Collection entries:
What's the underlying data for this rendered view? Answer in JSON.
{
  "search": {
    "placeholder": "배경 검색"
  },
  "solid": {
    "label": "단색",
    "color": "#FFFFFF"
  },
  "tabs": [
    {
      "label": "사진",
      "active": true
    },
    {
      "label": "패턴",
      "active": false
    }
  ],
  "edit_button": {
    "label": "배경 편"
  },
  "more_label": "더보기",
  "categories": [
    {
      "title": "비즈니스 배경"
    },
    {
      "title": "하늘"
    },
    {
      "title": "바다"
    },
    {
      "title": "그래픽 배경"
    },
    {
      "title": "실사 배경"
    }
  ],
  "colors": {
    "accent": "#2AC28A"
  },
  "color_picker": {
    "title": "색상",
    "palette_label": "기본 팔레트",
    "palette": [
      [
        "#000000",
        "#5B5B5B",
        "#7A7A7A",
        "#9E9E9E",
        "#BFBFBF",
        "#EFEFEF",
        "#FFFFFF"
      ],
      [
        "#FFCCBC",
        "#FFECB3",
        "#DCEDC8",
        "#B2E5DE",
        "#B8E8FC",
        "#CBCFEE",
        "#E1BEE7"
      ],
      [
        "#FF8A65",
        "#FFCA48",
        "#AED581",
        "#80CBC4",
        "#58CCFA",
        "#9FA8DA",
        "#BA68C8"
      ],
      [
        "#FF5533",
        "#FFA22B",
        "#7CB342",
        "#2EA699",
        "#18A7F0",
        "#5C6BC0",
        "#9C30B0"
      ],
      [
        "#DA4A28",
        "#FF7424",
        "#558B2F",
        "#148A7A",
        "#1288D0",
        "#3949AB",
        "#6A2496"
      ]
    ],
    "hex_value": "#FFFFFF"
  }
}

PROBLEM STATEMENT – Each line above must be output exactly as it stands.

SOLUTION TO THIS EXERCISE –
What's the underlying data for this rendered view? Answer in JSON.
{
  "search": {
    "placeholder": "배경 검색"
  },
  "solid": {
    "label": "단색",
    "color": "#FFFFFF"
  },
  "tabs": [
    {
      "label": "사진",
      "active": true
    },
    {
      "label": "패턴",
      "active": false
    }
  ],
  "edit_button": {
    "label": "배경 편"
  },
  "more_label": "더보기",
  "categories": [
    {
      "title": "비즈니스 배경"
    },
    {
      "title": "하늘"
    },
    {
      "title": "바다"
    },
    {
      "title": "그래픽 배경"
    },
    {
      "title": "실사 배경"
    }
  ],
  "colors": {
    "accent": "#2AC28A"
  },
  "color_picker": {
    "title": "색상",
    "palette_label": "기본 팔레트",
    "palette": [
      [
        "#000000",
        "#5B5B5B",
        "#7A7A7A",
        "#9E9E9E",
        "#BFBFBF",
        "#EFEFEF",
        "#FFFFFF"
      ],
      [
        "#FFCCBC",
        "#FFECB3",
        "#DCEDC8",
        "#B2E5DE",
        "#B8E8FC",
        "#CBCFEE",
        "#E1BEE7"
      ],
      [
        "#FF8A65",
        "#FFCA48",
        "#AED581",
        "#80CBC4",
        "#58CCFA",
        "#9FA8DA",
        "#BA68C8"
      ],
      [
        "#FF5533",
        "#FFA22B",
        "#7CB342",
        "#2EA699",
        "#18A7F0",
        "#5C6BC0",
        "#9C30B0"
      ],
      [
        "#DA4A28",
        "#FF7424",
        "#558B2F",
        "#148A7A",
        "#1288D0",
        "#3949AB",
        "#6A2496"
      ]
    ],
    "hex_value": "#FFFFFF"
  }
}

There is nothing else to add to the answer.